_Required work_. Search the records for the word "plane" and copy each line in which it appears.

-- -- --

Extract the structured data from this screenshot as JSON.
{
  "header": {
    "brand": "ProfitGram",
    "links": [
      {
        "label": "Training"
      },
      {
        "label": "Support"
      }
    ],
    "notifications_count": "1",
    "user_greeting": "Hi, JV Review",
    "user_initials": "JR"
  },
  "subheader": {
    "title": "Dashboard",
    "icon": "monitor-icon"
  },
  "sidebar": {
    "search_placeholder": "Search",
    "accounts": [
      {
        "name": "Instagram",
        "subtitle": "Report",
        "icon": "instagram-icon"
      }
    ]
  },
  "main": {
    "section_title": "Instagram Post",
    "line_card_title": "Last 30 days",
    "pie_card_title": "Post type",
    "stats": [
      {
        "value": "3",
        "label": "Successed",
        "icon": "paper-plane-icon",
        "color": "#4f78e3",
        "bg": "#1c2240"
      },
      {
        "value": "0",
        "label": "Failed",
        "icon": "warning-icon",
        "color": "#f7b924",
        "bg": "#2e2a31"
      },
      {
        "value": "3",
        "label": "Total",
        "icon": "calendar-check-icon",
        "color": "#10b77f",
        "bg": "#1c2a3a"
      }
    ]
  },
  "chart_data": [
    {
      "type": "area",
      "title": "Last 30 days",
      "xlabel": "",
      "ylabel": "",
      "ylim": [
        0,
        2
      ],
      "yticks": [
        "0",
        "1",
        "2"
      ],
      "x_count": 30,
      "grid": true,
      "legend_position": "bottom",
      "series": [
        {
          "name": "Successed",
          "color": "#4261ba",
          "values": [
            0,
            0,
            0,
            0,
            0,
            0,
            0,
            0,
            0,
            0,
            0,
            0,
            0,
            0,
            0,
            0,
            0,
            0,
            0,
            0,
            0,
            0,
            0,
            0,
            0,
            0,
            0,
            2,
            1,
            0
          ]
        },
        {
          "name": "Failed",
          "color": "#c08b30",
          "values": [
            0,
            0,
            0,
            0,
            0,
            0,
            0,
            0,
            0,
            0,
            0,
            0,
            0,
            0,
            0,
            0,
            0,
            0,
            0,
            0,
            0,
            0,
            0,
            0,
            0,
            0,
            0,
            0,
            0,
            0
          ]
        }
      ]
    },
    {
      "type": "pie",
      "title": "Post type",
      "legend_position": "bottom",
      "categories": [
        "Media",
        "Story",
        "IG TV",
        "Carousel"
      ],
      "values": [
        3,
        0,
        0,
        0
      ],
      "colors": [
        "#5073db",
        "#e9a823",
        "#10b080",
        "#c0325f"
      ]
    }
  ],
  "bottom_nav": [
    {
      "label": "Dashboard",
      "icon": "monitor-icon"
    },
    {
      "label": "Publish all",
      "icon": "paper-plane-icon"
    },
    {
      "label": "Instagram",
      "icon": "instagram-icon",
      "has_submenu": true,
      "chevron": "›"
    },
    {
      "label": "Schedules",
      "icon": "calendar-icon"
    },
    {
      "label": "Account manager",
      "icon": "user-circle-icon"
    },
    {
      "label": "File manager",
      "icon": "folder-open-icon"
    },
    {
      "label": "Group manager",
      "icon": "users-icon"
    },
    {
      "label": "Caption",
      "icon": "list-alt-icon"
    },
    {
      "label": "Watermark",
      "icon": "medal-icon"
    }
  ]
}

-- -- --

_Output_.
        "icon": "paper-plane-icon",
      "icon": "paper-plane-icon"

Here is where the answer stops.